### [EXTRACTED ENTRIES]
◆ ◆ ◆ ◆ ◆ ◆ ◆
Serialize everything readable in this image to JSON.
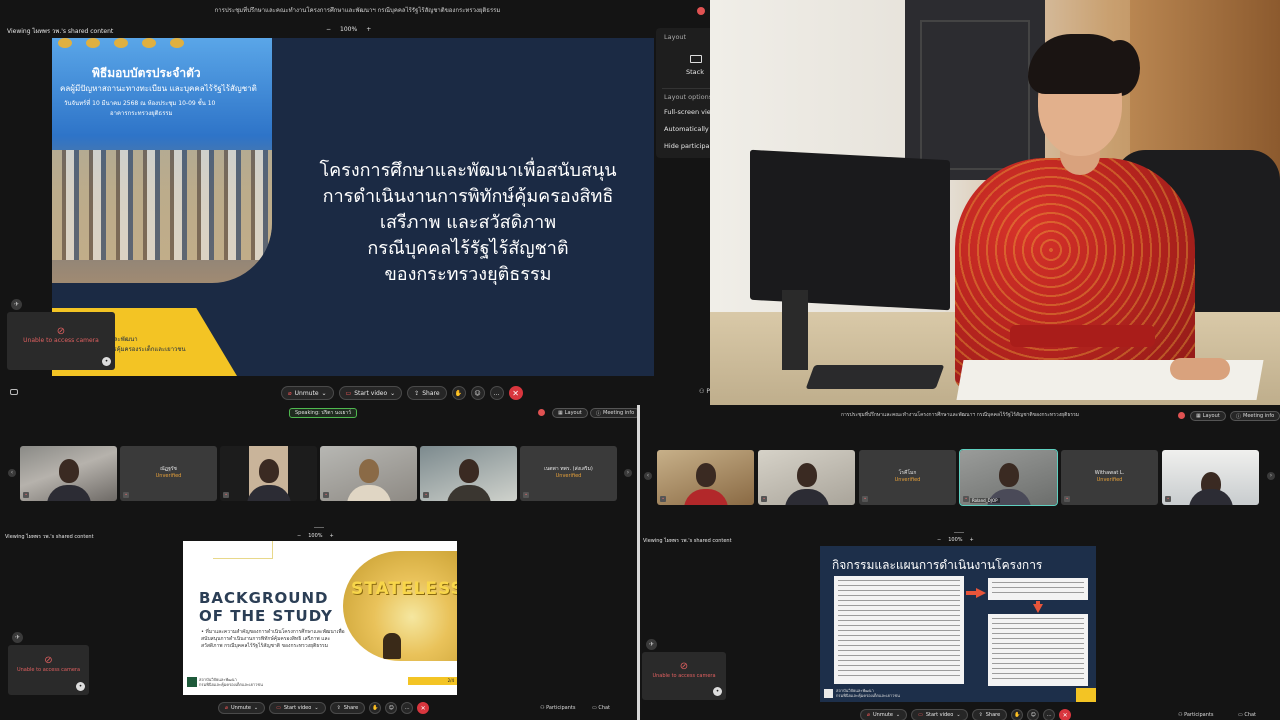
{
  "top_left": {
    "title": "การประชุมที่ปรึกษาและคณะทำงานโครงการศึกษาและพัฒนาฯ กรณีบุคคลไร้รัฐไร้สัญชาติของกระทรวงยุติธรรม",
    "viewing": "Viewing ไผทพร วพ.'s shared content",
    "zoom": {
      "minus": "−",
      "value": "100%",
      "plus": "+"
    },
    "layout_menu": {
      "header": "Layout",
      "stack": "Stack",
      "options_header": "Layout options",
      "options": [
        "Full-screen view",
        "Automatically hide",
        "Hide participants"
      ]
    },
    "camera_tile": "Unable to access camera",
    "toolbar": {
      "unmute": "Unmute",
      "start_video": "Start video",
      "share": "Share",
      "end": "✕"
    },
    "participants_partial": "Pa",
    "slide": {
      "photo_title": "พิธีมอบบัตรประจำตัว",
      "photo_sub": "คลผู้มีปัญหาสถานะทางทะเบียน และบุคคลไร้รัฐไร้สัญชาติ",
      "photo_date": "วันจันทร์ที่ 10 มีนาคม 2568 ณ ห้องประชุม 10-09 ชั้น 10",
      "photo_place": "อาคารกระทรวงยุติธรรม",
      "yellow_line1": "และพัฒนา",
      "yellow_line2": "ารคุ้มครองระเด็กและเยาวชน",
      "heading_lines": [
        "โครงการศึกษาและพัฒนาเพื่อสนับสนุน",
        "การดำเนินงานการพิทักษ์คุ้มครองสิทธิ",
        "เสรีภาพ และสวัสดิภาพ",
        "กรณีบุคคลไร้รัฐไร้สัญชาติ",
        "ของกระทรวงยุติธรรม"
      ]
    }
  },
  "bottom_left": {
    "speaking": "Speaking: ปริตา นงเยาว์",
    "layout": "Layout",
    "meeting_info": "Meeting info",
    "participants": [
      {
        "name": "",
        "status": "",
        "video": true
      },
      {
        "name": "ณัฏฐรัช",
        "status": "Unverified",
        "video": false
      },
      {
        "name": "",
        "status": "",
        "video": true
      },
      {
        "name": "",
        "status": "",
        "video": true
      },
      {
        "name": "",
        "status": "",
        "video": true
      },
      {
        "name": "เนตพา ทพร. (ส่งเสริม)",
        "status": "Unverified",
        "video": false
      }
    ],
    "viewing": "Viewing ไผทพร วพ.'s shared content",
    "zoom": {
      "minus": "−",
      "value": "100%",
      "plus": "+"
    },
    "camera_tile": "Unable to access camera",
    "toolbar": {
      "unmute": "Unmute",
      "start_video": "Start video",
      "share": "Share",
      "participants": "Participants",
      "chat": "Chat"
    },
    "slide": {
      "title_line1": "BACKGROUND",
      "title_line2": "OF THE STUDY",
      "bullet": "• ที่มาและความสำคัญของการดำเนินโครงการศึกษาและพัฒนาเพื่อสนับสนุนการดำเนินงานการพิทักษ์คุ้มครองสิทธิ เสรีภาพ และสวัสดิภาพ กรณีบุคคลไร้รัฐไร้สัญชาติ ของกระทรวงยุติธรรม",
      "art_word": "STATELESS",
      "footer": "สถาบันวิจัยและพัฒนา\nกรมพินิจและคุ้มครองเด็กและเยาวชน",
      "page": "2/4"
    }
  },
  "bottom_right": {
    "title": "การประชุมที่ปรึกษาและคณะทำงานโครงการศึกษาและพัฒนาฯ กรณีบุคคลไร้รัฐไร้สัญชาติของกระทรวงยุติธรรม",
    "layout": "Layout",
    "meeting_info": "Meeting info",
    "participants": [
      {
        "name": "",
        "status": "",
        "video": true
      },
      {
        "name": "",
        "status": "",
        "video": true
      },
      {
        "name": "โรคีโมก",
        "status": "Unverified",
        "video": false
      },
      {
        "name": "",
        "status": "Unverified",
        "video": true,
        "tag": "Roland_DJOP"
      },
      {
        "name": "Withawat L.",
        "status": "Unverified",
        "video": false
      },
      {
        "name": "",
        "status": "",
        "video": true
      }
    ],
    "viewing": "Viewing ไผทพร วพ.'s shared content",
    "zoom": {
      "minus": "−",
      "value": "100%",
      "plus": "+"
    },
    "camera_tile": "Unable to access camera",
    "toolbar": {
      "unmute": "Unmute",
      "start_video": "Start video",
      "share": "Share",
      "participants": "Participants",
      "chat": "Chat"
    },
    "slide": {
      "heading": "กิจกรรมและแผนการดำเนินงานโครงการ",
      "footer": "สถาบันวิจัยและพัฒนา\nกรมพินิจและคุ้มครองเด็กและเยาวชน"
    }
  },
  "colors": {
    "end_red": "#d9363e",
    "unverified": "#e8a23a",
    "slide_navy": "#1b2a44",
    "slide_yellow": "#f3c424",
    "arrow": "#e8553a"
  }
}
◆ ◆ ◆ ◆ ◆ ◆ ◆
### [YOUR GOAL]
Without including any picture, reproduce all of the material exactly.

### [SOLUTION FOR THIS TASK]
Serialize everything readable in this image to JSON.
{
  "top_left": {
    "title": "การประชุมที่ปรึกษาและคณะทำงานโครงการศึกษาและพัฒนาฯ กรณีบุคคลไร้รัฐไร้สัญชาติของกระทรวงยุติธรรม",
    "viewing": "Viewing ไผทพร วพ.'s shared content",
    "zoom": {
      "minus": "−",
      "value": "100%",
      "plus": "+"
    },
    "layout_menu": {
      "header": "Layout",
      "stack": "Stack",
      "options_header": "Layout options",
      "options": [
        "Full-screen view",
        "Automatically hide",
        "Hide participants"
      ]
    },
    "camera_tile": "Unable to access camera",
    "toolbar": {
      "unmute": "Unmute",
      "start_video": "Start video",
      "share": "Share",
      "end": "✕"
    },
    "participants_partial": "Pa",
    "slide": {
      "photo_title": "พิธีมอบบัตรประจำตัว",
      "photo_sub": "คลผู้มีปัญหาสถานะทางทะเบียน และบุคคลไร้รัฐไร้สัญชาติ",
      "photo_date": "วันจันทร์ที่ 10 มีนาคม 2568 ณ ห้องประชุม 10-09 ชั้น 10",
      "photo_place": "อาคารกระทรวงยุติธรรม",
      "yellow_line1": "และพัฒนา",
      "yellow_line2": "ารคุ้มครองระเด็กและเยาวชน",
      "heading_lines": [
        "โครงการศึกษาและพัฒนาเพื่อสนับสนุน",
        "การดำเนินงานการพิทักษ์คุ้มครองสิทธิ",
        "เสรีภาพ และสวัสดิภาพ",
        "กรณีบุคคลไร้รัฐไร้สัญชาติ",
        "ของกระทรวงยุติธรรม"
      ]
    }
  },
  "bottom_left": {
    "speaking": "Speaking: ปริตา นงเยาว์",
    "layout": "Layout",
    "meeting_info": "Meeting info",
    "participants": [
      {
        "name": "",
        "status": "",
        "video": true
      },
      {
        "name": "ณัฏฐรัช",
        "status": "Unverified",
        "video": false
      },
      {
        "name": "",
        "status": "",
        "video": true
      },
      {
        "name": "",
        "status": "",
        "video": true
      },
      {
        "name": "",
        "status": "",
        "video": true
      },
      {
        "name": "เนตพา ทพร. (ส่งเสริม)",
        "status": "Unverified",
        "video": false
      }
    ],
    "viewing": "Viewing ไผทพร วพ.'s shared content",
    "zoom": {
      "minus": "−",
      "value": "100%",
      "plus": "+"
    },
    "camera_tile": "Unable to access camera",
    "toolbar": {
      "unmute": "Unmute",
      "start_video": "Start video",
      "share": "Share",
      "participants": "Participants",
      "chat": "Chat"
    },
    "slide": {
      "title_line1": "BACKGROUND",
      "title_line2": "OF THE STUDY",
      "bullet": "• ที่มาและความสำคัญของการดำเนินโครงการศึกษาและพัฒนาเพื่อสนับสนุนการดำเนินงานการพิทักษ์คุ้มครองสิทธิ เสรีภาพ และสวัสดิภาพ กรณีบุคคลไร้รัฐไร้สัญชาติ ของกระทรวงยุติธรรม",
      "art_word": "STATELESS",
      "footer": "สถาบันวิจัยและพัฒนา\nกรมพินิจและคุ้มครองเด็กและเยาวชน",
      "page": "2/4"
    }
  },
  "bottom_right": {
    "title": "การประชุมที่ปรึกษาและคณะทำงานโครงการศึกษาและพัฒนาฯ กรณีบุคคลไร้รัฐไร้สัญชาติของกระทรวงยุติธรรม",
    "layout": "Layout",
    "meeting_info": "Meeting info",
    "participants": [
      {
        "name": "",
        "status": "",
        "video": true
      },
      {
        "name": "",
        "status": "",
        "video": true
      },
      {
        "name": "โรคีโมก",
        "status": "Unverified",
        "video": false
      },
      {
        "name": "",
        "status": "Unverified",
        "video": true,
        "tag": "Roland_DJOP"
      },
      {
        "name": "Withawat L.",
        "status": "Unverified",
        "video": false
      },
      {
        "name": "",
        "status": "",
        "video": true
      }
    ],
    "viewing": "Viewing ไผทพร วพ.'s shared content",
    "zoom": {
      "minus": "−",
      "value": "100%",
      "plus": "+"
    },
    "camera_tile": "Unable to access camera",
    "toolbar": {
      "unmute": "Unmute",
      "start_video": "Start video",
      "share": "Share",
      "participants": "Participants",
      "chat": "Chat"
    },
    "slide": {
      "heading": "กิจกรรมและแผนการดำเนินงานโครงการ",
      "footer": "สถาบันวิจัยและพัฒนา\nกรมพินิจและคุ้มครองเด็กและเยาวชน"
    }
  },
  "colors": {
    "end_red": "#d9363e",
    "unverified": "#e8a23a",
    "slide_navy": "#1b2a44",
    "slide_yellow": "#f3c424",
    "arrow": "#e8553a"
  }
}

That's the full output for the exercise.